WHAT YOU WILL DO: Your answer should consist of the lines holding "char", copied from the material below.

★ ★ ★ ★ ★

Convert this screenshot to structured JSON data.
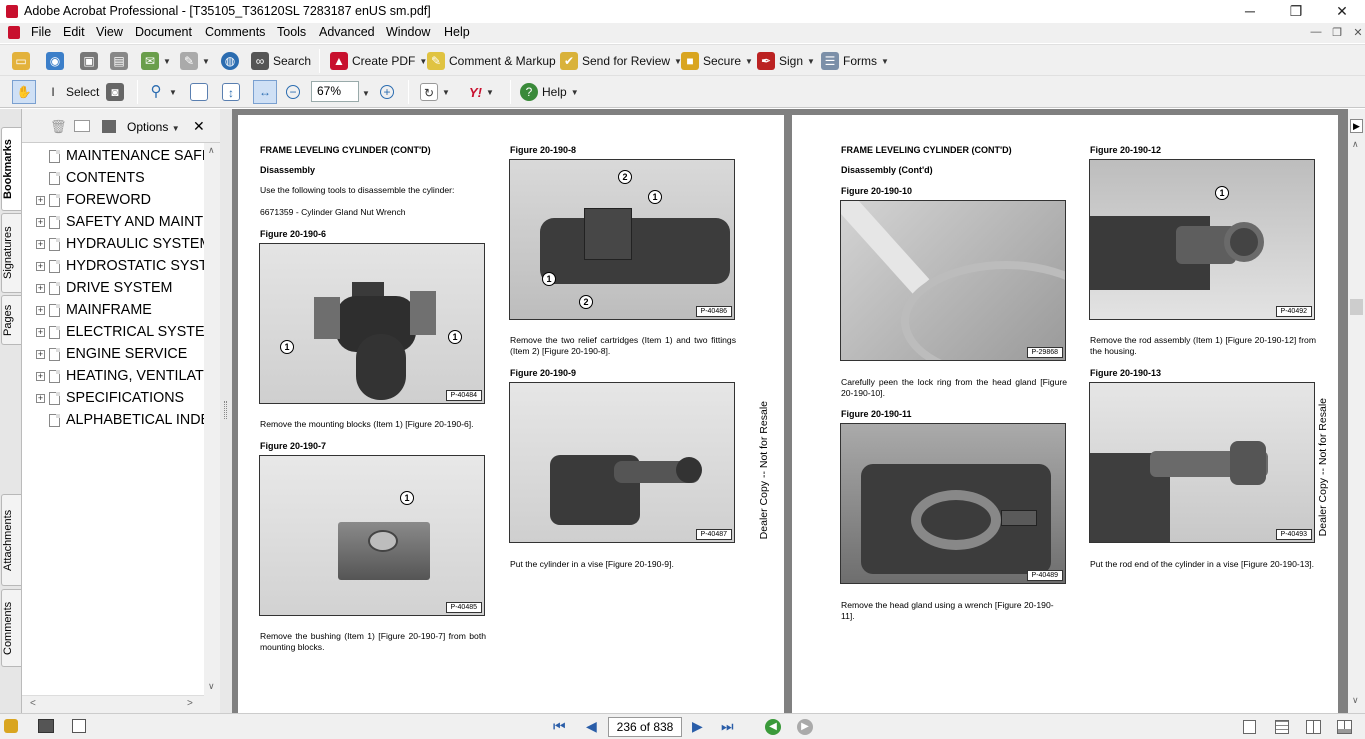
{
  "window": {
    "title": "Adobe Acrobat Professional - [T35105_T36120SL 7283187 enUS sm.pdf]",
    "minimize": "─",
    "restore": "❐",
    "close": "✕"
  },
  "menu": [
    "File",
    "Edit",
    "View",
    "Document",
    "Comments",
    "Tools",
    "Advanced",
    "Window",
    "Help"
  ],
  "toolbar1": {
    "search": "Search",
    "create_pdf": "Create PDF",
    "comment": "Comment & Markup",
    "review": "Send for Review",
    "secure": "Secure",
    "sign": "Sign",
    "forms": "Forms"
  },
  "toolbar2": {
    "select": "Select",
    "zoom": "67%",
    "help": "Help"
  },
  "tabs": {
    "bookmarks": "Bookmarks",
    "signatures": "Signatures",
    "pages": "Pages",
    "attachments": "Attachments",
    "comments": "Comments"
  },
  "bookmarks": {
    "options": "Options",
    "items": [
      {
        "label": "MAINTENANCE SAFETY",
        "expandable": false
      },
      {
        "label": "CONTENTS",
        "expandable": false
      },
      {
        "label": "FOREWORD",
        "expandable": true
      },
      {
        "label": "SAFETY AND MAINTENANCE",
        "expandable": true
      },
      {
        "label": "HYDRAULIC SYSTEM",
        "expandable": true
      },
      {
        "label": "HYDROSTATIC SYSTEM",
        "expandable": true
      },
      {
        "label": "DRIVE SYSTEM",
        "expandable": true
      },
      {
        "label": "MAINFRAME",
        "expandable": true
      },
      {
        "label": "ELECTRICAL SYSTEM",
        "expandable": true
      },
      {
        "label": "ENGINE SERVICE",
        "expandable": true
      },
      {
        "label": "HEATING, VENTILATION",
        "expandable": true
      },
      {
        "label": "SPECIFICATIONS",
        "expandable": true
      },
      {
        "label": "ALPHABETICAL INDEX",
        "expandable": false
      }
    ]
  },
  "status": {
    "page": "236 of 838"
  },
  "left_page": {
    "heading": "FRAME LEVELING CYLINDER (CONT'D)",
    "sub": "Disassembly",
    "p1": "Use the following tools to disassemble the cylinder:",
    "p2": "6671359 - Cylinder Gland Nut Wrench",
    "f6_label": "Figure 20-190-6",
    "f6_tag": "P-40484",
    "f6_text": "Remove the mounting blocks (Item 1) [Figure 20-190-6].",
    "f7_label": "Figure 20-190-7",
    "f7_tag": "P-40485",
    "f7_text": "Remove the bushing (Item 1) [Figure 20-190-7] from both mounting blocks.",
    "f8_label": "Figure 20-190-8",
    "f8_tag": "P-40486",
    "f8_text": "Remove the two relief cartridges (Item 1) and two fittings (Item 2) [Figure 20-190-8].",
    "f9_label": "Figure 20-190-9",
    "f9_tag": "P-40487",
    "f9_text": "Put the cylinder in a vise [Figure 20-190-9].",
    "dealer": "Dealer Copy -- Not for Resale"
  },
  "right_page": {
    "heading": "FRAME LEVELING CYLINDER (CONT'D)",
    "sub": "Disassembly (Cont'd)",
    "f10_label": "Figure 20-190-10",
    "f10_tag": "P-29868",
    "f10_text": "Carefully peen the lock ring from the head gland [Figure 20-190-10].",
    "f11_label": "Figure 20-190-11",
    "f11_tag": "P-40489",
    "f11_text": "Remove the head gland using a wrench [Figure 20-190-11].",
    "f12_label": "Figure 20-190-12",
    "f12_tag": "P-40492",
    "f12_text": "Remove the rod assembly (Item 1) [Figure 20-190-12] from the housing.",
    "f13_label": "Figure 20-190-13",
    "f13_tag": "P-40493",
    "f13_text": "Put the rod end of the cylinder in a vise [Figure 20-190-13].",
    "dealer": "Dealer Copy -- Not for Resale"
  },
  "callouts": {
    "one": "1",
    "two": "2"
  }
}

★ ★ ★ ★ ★

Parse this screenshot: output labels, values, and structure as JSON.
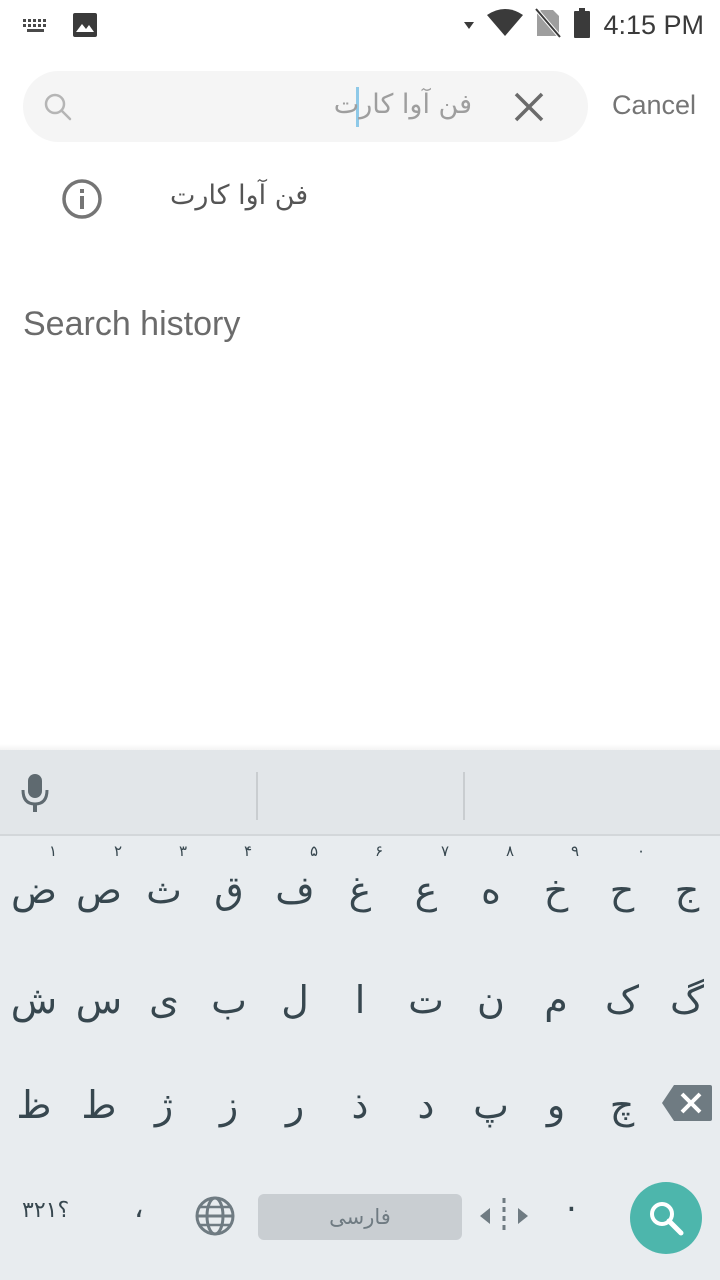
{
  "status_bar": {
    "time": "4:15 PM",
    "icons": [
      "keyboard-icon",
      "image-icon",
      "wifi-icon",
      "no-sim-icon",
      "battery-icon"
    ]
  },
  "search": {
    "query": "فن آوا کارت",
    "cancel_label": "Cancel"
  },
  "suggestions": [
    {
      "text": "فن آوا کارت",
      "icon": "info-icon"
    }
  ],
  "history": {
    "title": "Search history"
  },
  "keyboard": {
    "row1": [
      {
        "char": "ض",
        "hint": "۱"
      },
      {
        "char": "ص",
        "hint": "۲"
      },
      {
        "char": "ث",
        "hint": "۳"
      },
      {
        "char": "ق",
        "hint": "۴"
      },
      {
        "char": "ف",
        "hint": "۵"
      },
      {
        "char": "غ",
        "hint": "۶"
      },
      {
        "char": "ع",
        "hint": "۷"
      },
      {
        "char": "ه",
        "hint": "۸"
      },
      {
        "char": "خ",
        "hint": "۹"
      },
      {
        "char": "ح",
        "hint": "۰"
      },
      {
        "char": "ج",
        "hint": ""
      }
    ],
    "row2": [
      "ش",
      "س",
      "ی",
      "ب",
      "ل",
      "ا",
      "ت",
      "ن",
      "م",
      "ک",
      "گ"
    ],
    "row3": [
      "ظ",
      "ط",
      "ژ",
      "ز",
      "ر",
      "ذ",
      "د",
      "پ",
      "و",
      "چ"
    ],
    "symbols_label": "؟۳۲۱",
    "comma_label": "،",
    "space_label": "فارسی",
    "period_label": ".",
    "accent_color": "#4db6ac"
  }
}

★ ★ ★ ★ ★

ANSWER FOR THE TASK:
        "char": "ض",
        "char": "ص",
        "char": "ث",
        "char": "ق",
        "char": "ف",
        "char": "غ",
        "char": "ع",
        "char": "ه",
        "char": "خ",
        "char": "ح",
        "char": "ج",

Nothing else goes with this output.